▶ _Task instructions_
Among the lines below, which ones contain the word "this"? Copy every such line.

== Records for the task

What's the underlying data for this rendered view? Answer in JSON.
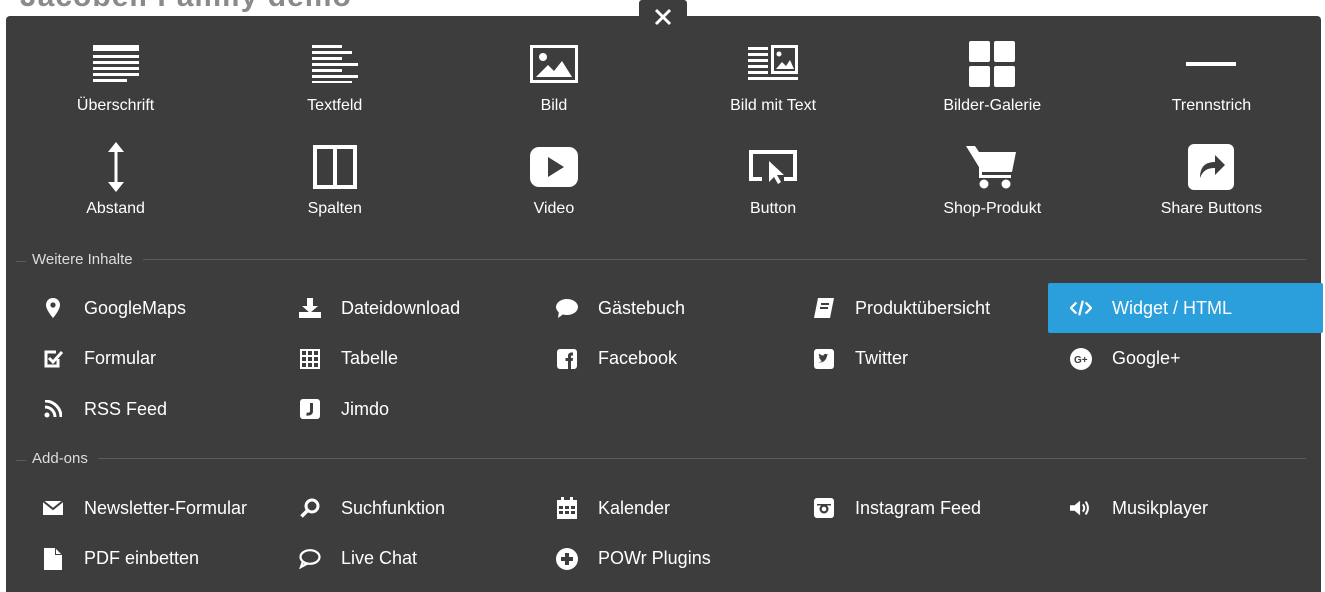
{
  "page": {
    "heading": "Jacobell Family demo"
  },
  "close": {
    "icon": "close-icon"
  },
  "tiles": [
    {
      "label": "Überschrift",
      "icon": "heading-icon"
    },
    {
      "label": "Textfeld",
      "icon": "text-icon"
    },
    {
      "label": "Bild",
      "icon": "image-icon"
    },
    {
      "label": "Bild mit Text",
      "icon": "image-text-icon"
    },
    {
      "label": "Bilder-Galerie",
      "icon": "gallery-icon"
    },
    {
      "label": "Trennstrich",
      "icon": "divider-icon"
    },
    {
      "label": "Abstand",
      "icon": "spacing-icon"
    },
    {
      "label": "Spalten",
      "icon": "columns-icon"
    },
    {
      "label": "Video",
      "icon": "video-icon"
    },
    {
      "label": "Button",
      "icon": "button-icon"
    },
    {
      "label": "Shop-Produkt",
      "icon": "cart-icon"
    },
    {
      "label": "Share Buttons",
      "icon": "share-icon"
    }
  ],
  "weitere": {
    "title": "Weitere Inhalte",
    "items": [
      {
        "label": "GoogleMaps",
        "icon": "map-pin-icon"
      },
      {
        "label": "Dateidownload",
        "icon": "download-icon"
      },
      {
        "label": "Gästebuch",
        "icon": "comment-icon"
      },
      {
        "label": "Produktübersicht",
        "icon": "product-list-icon"
      },
      {
        "label": "Widget / HTML",
        "icon": "code-icon",
        "active": true
      },
      {
        "label": "Formular",
        "icon": "checkbox-icon"
      },
      {
        "label": "Tabelle",
        "icon": "table-icon"
      },
      {
        "label": "Facebook",
        "icon": "facebook-icon"
      },
      {
        "label": "Twitter",
        "icon": "twitter-icon"
      },
      {
        "label": "Google+",
        "icon": "google-plus-icon"
      },
      {
        "label": "RSS Feed",
        "icon": "rss-icon"
      },
      {
        "label": "Jimdo",
        "icon": "jimdo-icon"
      }
    ]
  },
  "addons": {
    "title": "Add-ons",
    "items": [
      {
        "label": "Newsletter-Formular",
        "icon": "envelope-icon"
      },
      {
        "label": "Suchfunktion",
        "icon": "search-icon"
      },
      {
        "label": "Kalender",
        "icon": "calendar-icon"
      },
      {
        "label": "Instagram Feed",
        "icon": "instagram-icon"
      },
      {
        "label": "Musikplayer",
        "icon": "speaker-icon"
      },
      {
        "label": "PDF einbetten",
        "icon": "pdf-icon"
      },
      {
        "label": "Live Chat",
        "icon": "chat-icon"
      },
      {
        "label": "POWr Plugins",
        "icon": "plus-circle-icon"
      }
    ]
  },
  "colors": {
    "panel": "#3d3d3d",
    "active": "#2a9fdb",
    "text": "#ffffff"
  }
}
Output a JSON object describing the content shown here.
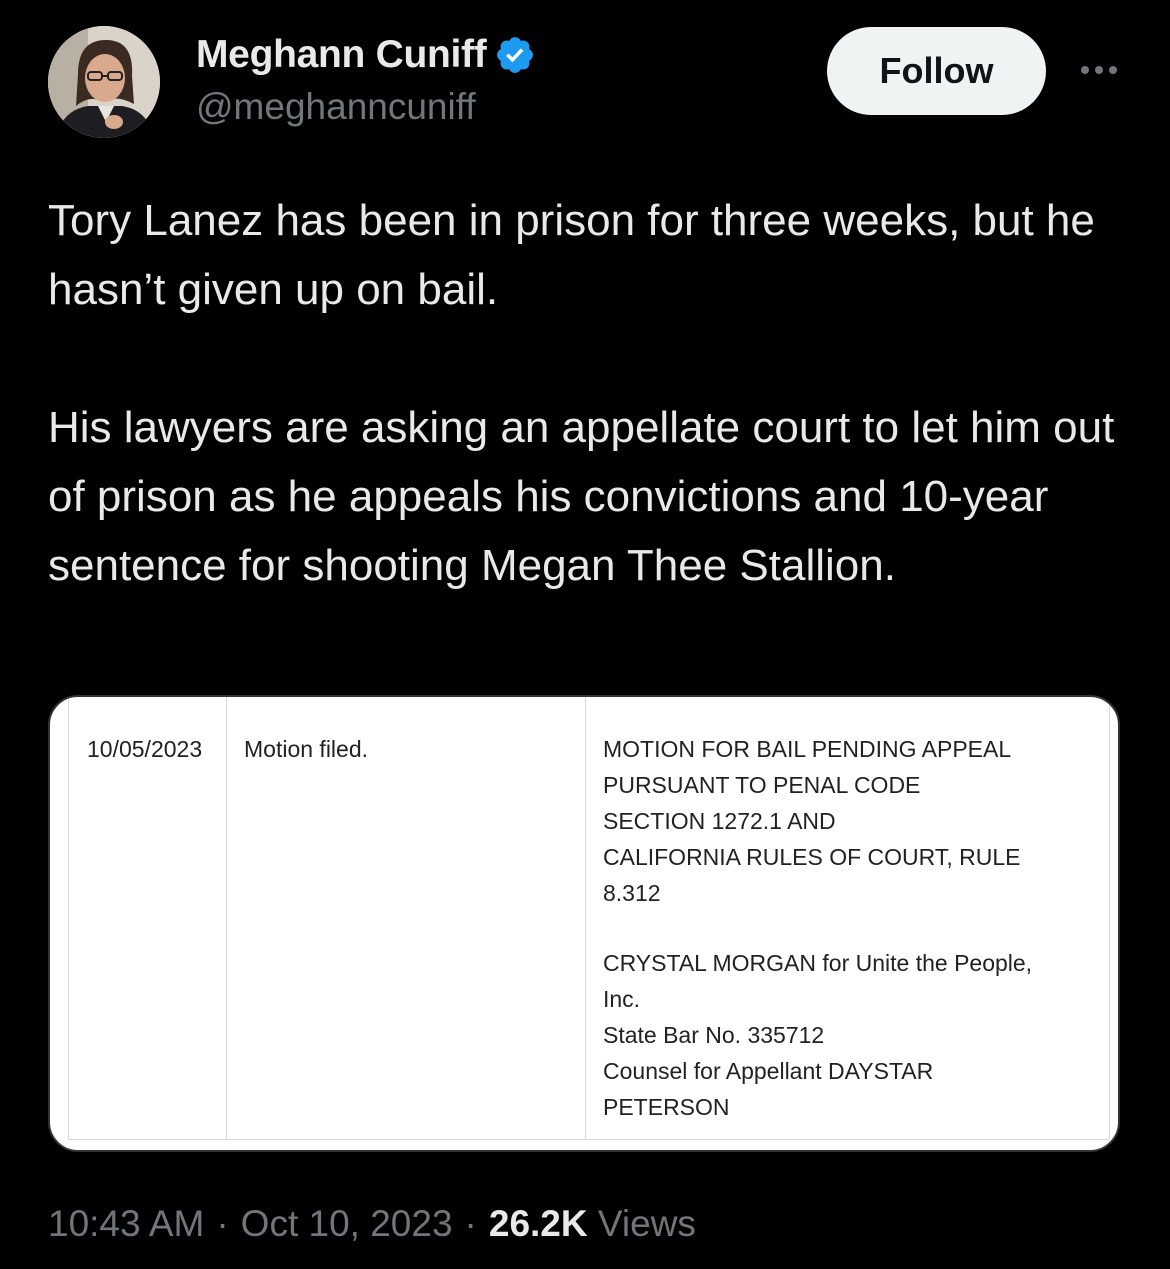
{
  "author": {
    "display_name": "Meghann Cuniff",
    "handle": "@meghanncuniff",
    "verified": true,
    "verified_color": "#1d9bf0"
  },
  "actions": {
    "follow_label": "Follow",
    "more_icon": "more-horizontal-icon"
  },
  "tweet": {
    "paragraph_1": "Tory Lanez has been in prison for three weeks, but he hasn’t given up on bail.",
    "paragraph_2": "His lawyers are asking an appellate court to let him out of prison as he appeals his convictions and 10-year sentence for shooting Megan Thee Stallion."
  },
  "media": {
    "date": "10/05/2023",
    "action": "Motion filed.",
    "description_lines": [
      "MOTION FOR BAIL PENDING APPEAL",
      "PURSUANT TO PENAL CODE",
      "SECTION 1272.1 AND",
      "CALIFORNIA RULES OF COURT, RULE",
      "8.312"
    ],
    "counsel_lines": [
      "CRYSTAL MORGAN for Unite the People,",
      "Inc.",
      "State Bar No. 335712",
      "Counsel for Appellant DAYSTAR",
      "PETERSON"
    ]
  },
  "meta": {
    "time": "10:43 AM",
    "separator": "·",
    "date": "Oct 10, 2023",
    "views_count": "26.2K",
    "views_label": "Views"
  },
  "colors": {
    "background": "#000000",
    "text_primary": "#e7e9ea",
    "text_secondary": "#71767b",
    "follow_bg": "#eff3f4"
  }
}
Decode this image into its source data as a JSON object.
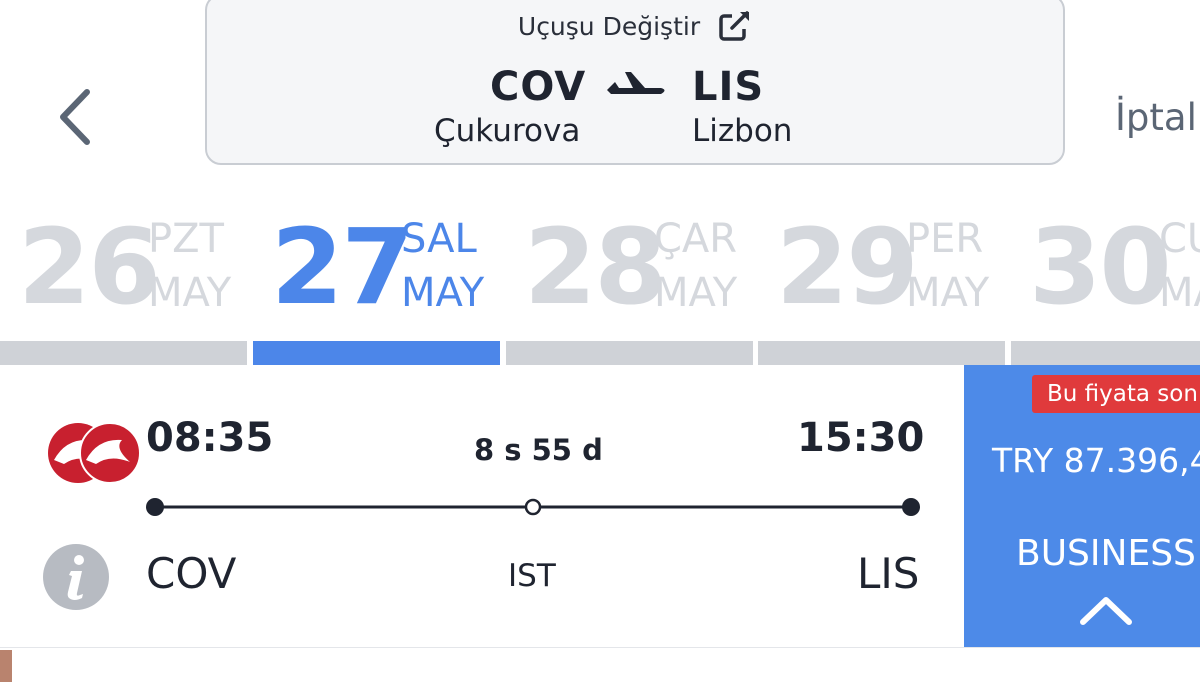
{
  "header": {
    "change_label": "Uçuşu Değiştir",
    "origin": {
      "code": "COV",
      "city": "Çukurova"
    },
    "destination": {
      "code": "LIS",
      "city": "Lizbon"
    },
    "cancel_label": "İptal"
  },
  "dates": [
    {
      "day": "26",
      "dow": "PZT",
      "month": "MAY",
      "selected": false
    },
    {
      "day": "27",
      "dow": "SAL",
      "month": "MAY",
      "selected": true
    },
    {
      "day": "28",
      "dow": "ÇAR",
      "month": "MAY",
      "selected": false
    },
    {
      "day": "29",
      "dow": "PER",
      "month": "MAY",
      "selected": false
    },
    {
      "day": "30",
      "dow": "CU",
      "month": "MA",
      "selected": false
    }
  ],
  "flight": {
    "departure_time": "08:35",
    "arrival_time": "15:30",
    "duration": "8 s 55 d",
    "from": "COV",
    "stop": "IST",
    "to": "LIS",
    "fare": {
      "badge": "Bu fiyata son",
      "price": "TRY 87.396,4",
      "class": "BUSINESS"
    }
  },
  "colors": {
    "accent": "#4c86e9",
    "fare_panel": "#4d8ae8",
    "badge": "#e03a3c",
    "inactive_date": "#d5d8dd",
    "airline_red": "#c8202f"
  }
}
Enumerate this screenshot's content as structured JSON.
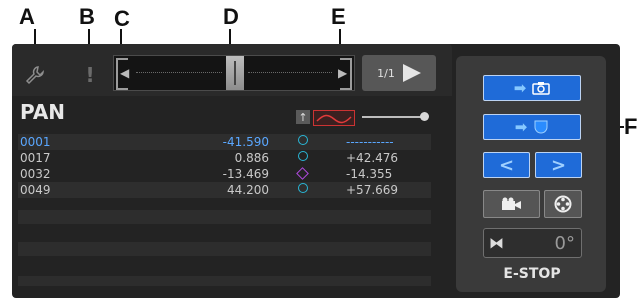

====

▶ _Exercise answer_
What's the underlying data for this rendered view? Answer in JSON.
Decode this image into its source data as a JSON object.
Enumerate this screenshot's content as structured JSON.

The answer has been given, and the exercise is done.